What Happens If You Don’t Pay Medical Bills?
Americans are estimated to collectively owe as much as $140 billion in outstanding medical debt. 1 in every 3 U.S. adults have at least one unpaid healthcare bill. Statistics show that households with children are more likely than those without children to have unpaid medical bills. Medical bills are the nation’s largest source of collections debt, outranking the combined amount owed on credit cards, utilities, and auto loans. Lack of insurance and a steadily increasing cost of healthcare are the two main reasons behind the growing medical debt problem.
What if you can’t pay your hospital bills? What if you have accumulated medical bills and have no way of paying it on time? On both accounts, the consequences can be serious.
Because of the unaffordability of todays medical care, people may choose to skip out on the care they need, such as doctor appointments, tests, treatments, and prescription medications. Or they may choose to get the medical help that is necessary and struggle to pay other bills, deplete savings, damage their credit, and even declare bankruptcy.
If you’re having trouble paying your medical bills, we’re here to help.
What happens if you don’t pay your medical bills?
You may be contacted by a debt collector if your unpaid medical bills go into collections. Sometimes, you will receive a final warning to pay before the debt goes to collections. A debt collector’s job is to get a debtor to pay the outstanding balance in full. This is how CuraDebt, a debt settlement firm, can help you. In many instances a debt collector will be willing to negotiate with us. We will set you up with a special purpose savings account, where you will deposit affordable payments monthly. Once your account reaches a certain amount we will contact your creditor or collector and offer a settlement amount for less than what you originally owed.
When dealing with collectors it is important to know your rights in debt collection. Debt collectors can not call you an unreasonable number of times or outside of the hours of 8AM to 9PM in your time zone. They also can’t:
- Call you after you send a letter asking them to stop (though they can use other communication methods, and stopping calls doesn’t make the debt go away).
- Use deceptive or misleading comments, such as telling you that you will go to jail if you don’t pay or saying they work for a credit bureau.
- Threaten to tell others about your debt (except for your lawyer or spouse).
Medical debt should not be ignored because there are serious consequences of unpaid medical debt besides dealing with debt collectors. They include:
- Negative items on your credit report
- Decreased credit score
- Court judgments that garnish your wages or bank account, or place a lien on your home

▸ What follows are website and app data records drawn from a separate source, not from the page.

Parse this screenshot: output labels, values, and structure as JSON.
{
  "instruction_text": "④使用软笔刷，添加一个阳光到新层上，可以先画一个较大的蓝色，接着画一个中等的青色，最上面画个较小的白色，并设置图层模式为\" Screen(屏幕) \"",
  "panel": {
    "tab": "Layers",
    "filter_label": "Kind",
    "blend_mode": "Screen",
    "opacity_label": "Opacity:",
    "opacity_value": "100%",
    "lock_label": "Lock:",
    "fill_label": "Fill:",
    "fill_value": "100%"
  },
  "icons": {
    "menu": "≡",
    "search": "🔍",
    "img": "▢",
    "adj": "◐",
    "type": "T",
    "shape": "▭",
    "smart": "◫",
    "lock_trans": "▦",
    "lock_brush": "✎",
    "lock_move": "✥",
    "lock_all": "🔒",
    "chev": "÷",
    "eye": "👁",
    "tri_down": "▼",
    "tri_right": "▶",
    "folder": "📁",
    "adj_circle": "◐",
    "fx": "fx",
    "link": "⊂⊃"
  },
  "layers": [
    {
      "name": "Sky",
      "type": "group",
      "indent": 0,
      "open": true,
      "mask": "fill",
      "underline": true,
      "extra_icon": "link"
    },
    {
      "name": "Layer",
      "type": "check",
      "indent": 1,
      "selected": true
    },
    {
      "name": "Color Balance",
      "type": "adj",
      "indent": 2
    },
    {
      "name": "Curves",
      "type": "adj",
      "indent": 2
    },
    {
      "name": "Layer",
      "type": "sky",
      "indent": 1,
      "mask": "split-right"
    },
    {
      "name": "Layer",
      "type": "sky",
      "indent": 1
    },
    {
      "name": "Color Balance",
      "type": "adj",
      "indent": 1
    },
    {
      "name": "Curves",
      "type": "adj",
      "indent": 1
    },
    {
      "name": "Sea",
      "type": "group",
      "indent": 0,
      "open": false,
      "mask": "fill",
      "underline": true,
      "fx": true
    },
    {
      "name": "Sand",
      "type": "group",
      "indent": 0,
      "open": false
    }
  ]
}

Does unpaid medical debt go away?
Unpaid medical debt usually doesn’t disappear. Outstanding healthcare bills end up in collections. A collection can turn into a lawsuit or lead to bankruptcy.
Paying medical debt not only gives you peace of mind, but will also keep negative items off your credit report.
July 1, 2022 marked the date that the three credit-reporting bureaus began to wait 1 year before reporting unpaid medical debt. Starting in 2023, medical debts less than $500 will not be added to credit reports. However, unpaid medical debt that is reported is likely to remain on your credit report for 7 years.
How Can CuraDebt Help Settle Your Unpaid Medical Bills?
Our team of professionals will advocate for you and negotiate with your creditors and collectors on your behalf. You will never have to deal with the stress of communicating with angry creditors or debt collectors again. Turning to debt settlement is a way to reduce the official debt amount owed and avoid bankruptcy, which comes with issues of its own. Please visit The Pros and Cons of Bankruptcy to learn more.
Considering debt settlement? Contact us today for your free consultation. 1-877-850-3328